Exploration of grating-based surface plasmon resonance systems for wave vector matching to enhance plasmon modes and preliminary surface plasmon-enhanced fluorescence interrogation
Surface plasmon resonance refers to the collective oscillation of conductance band electrons in a metal. The most common experimental method to excite surface plasmon resonance is with light through a coupling mode (prism, grating, waveguide, etc). The work presented in this thesis uses experimental observations of surface plasmon resonance, bolstered with theoretical, analytical and computational solutions, in order to explain and show applications of the phenomena observed.
Chapter 1 introduces surface plasmon resonance by explicating historical interest in the phenomena. Theoretical and experimental results opened the door for surface plasmon resonance to be used as a refractive index sensor (allowing for diagnostics and kinetics studies). Surface plasmon resonance is also associated with a highly localized electric field, which can be used to enhance many spectroscopic techniques like infrared absorption, fluorescence, Raman spectroscopy, and surface chemistry reactions.
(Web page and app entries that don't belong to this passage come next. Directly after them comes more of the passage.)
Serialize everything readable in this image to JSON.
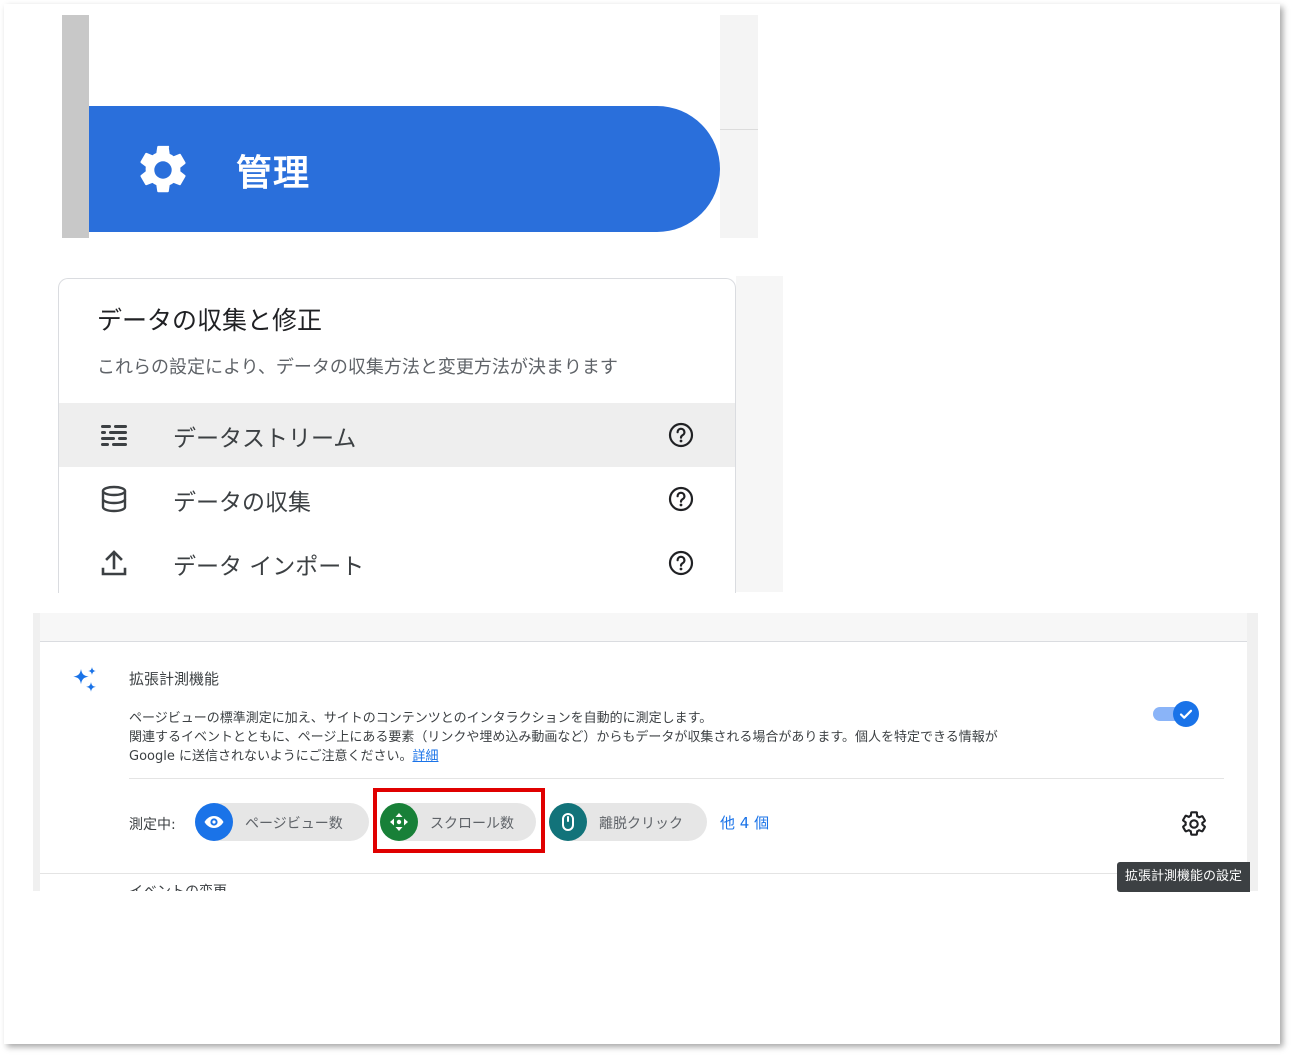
{
  "admin_nav": {
    "label": "管理",
    "icon": "gear-icon",
    "accent": "#2a6fdb"
  },
  "data_collection": {
    "title": "データの収集と修正",
    "subtitle": "これらの設定により、データの収集方法と変更方法が決まります",
    "items": [
      {
        "label": "データストリーム",
        "icon": "data-streams-icon",
        "active": true
      },
      {
        "label": "データの収集",
        "icon": "database-icon",
        "active": false
      },
      {
        "label": "データ インポート",
        "icon": "upload-icon",
        "active": false
      }
    ]
  },
  "enhanced_measurement": {
    "title": "拡張計測機能",
    "description_line1": "ページビューの標準測定に加え、サイトのコンテンツとのインタラクションを自動的に測定します。",
    "description_line2": "関連するイベントとともに、ページ上にある要素（リンクや埋め込み動画など）からもデータが収集される場合があります。個人を特定できる情報が",
    "description_line3": "Google に送信されないようにご注意ください。",
    "learn_more": "詳細",
    "enabled": true,
    "measuring_label": "測定中:",
    "chips": [
      {
        "label": "ページビュー数",
        "icon": "eye-icon",
        "color": "#1a73e8"
      },
      {
        "label": "スクロール数",
        "icon": "scroll-icon",
        "color": "#188038"
      },
      {
        "label": "離脱クリック",
        "icon": "mouse-icon",
        "color": "#12737a"
      }
    ],
    "more": "他 4 個",
    "settings_tooltip": "拡張計測機能の設定",
    "next_section_partial": "イベントの変更"
  },
  "highlight_color": "#e00000"
}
This chapter will close by looking into the specific information on studies that will be found in subsequent chapters.
Chapter 2 reveals information behind a study conducted to increase the localization of light in a surface plasmon resonance system through matching the surface plasmon resonance wave vectors across a thin metal film. As discussed in depth, this matching occurs by shifting the front side optical properties to match the back side (across the metal film), through the use of a high refractive index layer. Finally, this system is probed with refractive index sensing of the new (matched- high refractive index film present) sensor, and native (unmatched- no high refractive index film) sensor.
Chapter 3 introduces a study laying ground work in future experiments in our lab pertaining to enhancing photoluminescence with surface plasmon resonance. Preliminary data shows enhanced fluorescence of rhodamine B in poly(methyl methacrylate) thin films due to the films' proximity to metal gratings. Implications of the preliminary findings are explicated and a full study is proposed.